Most of the factors related to longevity are physical: the presence of disease, body weight, smoking or drinking habits, and on and on. But having a personality trait known as conscientiousness seems to matter, too, according to a new study.
The research, conducted at UC Riverside, analyzed data from 20 studies on conscientiousness-related traits and longevity. The studies involved more than 8,900 people in the United States, Germany, Norway, Japan and Sweden. Psychology professor Howard S. Friedman found highly conscientious people live two to four years longer, are less likely to smoke or drink to excess and live more stable and less stressful lives. He also examined several facets of conscientiousness, such as being organized, efficient, responsible, self-controlled, disciplined, achievement-oriented, persistent, industrious and socially responsible. He found that achievement and having an orderly life were the strongest facets linked to longevity.

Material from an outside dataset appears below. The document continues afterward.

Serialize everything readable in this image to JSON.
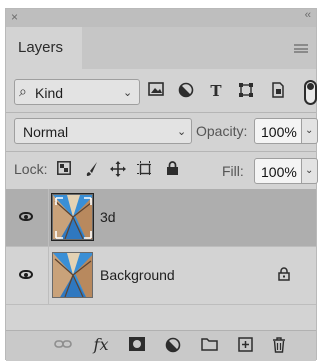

Conscientiousness, said Friedman in a news release, "seems to be as important as most commonly assessed medical risk factors, few of which are psychological ... Not only do conscientious individuals have better health habits and less risk-taking, but they also travel life pathways toward healthier psychosocial environments -- such as more stable jobs and marriages -- and may even have a biological predisposition toward good health."
Can one learn to be conscientious? Conscientiousness can't be changed in the short-term, says Friedman. But people who enter stable jobs or good marriages can become more conscientious. The study is published in the current issue of Health Psychology.
-- Shari Roan
Photo credit: Ringo H.W. Chiu / Los Angeles Times